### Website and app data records
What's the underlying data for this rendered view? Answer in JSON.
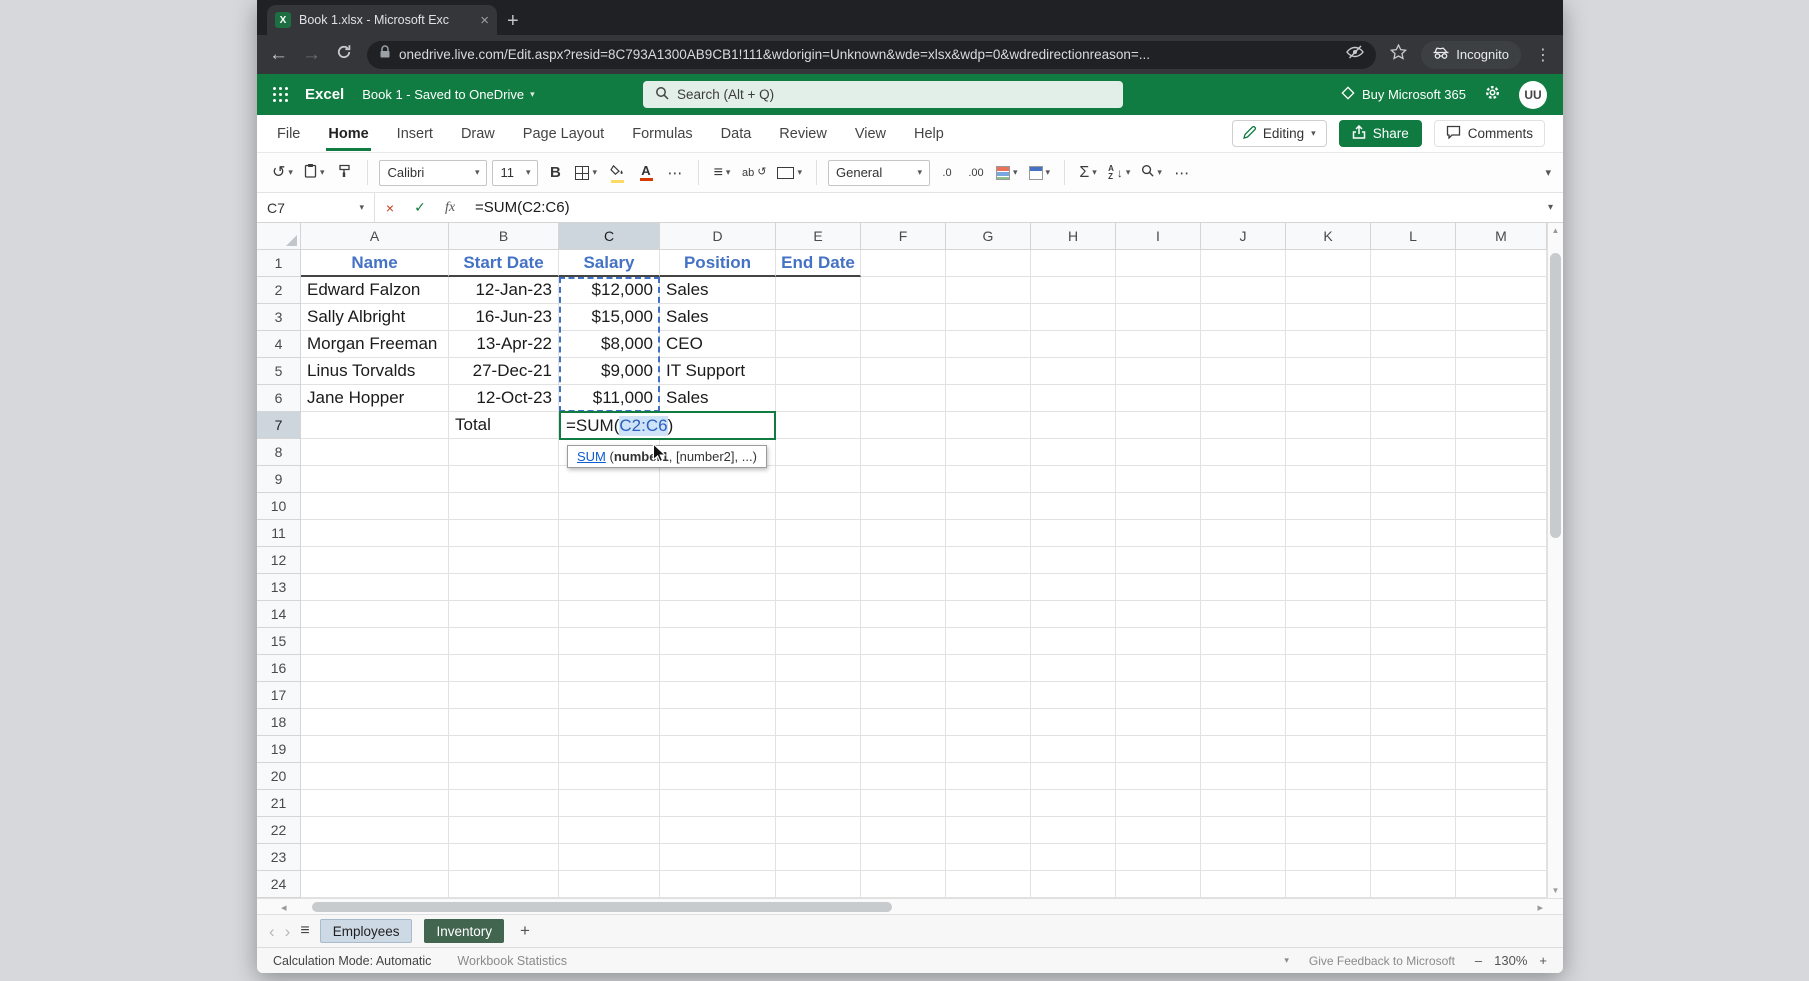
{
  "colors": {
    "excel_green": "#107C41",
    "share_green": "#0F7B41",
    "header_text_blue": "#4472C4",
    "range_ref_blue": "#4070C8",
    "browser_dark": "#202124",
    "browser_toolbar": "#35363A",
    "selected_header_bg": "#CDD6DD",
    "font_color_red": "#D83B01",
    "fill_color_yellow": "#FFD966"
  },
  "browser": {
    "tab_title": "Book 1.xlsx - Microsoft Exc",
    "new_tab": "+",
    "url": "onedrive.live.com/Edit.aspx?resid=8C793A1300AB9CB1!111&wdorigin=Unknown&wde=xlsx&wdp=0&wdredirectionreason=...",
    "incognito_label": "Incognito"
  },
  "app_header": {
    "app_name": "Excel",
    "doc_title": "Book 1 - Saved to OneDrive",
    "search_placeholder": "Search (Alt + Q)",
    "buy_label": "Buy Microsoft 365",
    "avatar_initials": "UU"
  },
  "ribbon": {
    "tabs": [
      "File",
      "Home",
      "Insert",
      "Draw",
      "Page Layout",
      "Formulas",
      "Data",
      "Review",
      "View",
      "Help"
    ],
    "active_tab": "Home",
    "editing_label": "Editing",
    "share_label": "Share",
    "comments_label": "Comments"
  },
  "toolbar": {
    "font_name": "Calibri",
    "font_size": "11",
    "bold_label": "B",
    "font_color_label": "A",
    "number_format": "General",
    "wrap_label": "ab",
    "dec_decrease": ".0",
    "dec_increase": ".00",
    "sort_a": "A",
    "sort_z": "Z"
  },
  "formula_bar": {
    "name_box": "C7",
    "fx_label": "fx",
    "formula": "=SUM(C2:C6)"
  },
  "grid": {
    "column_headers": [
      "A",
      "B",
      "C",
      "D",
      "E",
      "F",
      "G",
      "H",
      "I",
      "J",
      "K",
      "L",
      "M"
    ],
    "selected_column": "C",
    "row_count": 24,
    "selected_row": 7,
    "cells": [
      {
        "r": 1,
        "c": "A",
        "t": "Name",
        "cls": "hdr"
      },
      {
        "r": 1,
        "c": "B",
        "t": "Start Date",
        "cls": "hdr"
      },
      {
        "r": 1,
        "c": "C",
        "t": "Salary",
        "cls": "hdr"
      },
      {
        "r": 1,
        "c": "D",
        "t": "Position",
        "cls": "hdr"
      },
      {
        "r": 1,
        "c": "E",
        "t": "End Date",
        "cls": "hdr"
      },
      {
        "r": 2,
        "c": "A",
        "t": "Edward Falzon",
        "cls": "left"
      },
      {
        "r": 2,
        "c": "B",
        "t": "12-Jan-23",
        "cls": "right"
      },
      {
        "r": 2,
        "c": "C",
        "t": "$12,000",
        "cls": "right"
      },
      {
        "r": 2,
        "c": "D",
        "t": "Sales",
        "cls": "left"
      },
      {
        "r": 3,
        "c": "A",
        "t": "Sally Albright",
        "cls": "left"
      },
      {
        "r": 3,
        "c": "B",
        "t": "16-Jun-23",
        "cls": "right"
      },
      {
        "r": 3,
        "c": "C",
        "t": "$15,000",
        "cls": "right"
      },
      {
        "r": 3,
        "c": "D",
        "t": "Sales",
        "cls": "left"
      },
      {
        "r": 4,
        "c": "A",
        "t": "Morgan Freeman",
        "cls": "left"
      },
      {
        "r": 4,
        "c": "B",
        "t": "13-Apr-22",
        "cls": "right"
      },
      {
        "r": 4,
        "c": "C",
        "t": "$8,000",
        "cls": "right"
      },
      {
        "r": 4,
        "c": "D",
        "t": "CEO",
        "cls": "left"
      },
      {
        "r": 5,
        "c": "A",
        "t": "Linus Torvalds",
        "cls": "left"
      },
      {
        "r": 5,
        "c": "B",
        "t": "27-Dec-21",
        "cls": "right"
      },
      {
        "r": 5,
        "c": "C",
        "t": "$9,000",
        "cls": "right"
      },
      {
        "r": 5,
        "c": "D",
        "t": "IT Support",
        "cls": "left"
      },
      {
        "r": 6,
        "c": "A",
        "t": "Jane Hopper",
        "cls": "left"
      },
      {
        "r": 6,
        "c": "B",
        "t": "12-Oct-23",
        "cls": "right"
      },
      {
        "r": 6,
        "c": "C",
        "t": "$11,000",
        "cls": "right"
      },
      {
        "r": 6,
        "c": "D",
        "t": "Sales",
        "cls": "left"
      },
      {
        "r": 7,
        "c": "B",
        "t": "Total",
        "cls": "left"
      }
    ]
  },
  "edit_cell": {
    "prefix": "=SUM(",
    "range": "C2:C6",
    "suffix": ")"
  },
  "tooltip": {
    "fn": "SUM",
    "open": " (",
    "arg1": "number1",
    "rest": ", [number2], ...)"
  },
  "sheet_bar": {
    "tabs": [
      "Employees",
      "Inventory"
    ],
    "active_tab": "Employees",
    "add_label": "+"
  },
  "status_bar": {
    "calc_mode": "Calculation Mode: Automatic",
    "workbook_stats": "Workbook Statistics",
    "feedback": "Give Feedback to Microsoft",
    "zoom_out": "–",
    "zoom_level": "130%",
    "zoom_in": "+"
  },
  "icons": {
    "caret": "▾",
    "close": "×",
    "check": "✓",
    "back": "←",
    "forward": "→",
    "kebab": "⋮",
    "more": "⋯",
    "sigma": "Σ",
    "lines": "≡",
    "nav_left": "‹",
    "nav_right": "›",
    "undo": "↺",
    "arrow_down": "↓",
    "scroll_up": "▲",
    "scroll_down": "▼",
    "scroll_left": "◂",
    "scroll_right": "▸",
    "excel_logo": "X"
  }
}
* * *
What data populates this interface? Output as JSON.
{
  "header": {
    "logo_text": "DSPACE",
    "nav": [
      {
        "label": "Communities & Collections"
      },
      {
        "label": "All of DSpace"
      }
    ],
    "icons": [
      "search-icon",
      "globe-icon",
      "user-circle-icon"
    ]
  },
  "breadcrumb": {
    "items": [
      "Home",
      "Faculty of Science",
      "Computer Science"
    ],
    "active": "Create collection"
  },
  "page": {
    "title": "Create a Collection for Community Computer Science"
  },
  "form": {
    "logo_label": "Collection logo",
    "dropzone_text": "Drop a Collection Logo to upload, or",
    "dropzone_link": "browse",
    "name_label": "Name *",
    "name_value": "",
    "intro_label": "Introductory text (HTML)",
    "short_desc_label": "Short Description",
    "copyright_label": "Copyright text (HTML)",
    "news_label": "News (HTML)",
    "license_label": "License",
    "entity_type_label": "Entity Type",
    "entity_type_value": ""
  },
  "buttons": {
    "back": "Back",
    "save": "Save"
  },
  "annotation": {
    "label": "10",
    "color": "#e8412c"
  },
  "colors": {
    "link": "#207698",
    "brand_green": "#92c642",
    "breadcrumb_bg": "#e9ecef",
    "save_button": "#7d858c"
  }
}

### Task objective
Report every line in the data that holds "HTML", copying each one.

### Finished exercise
    "intro_label": "Introductory text (HTML)",
    "copyright_label": "Copyright text (HTML)",
    "news_label": "News (HTML)",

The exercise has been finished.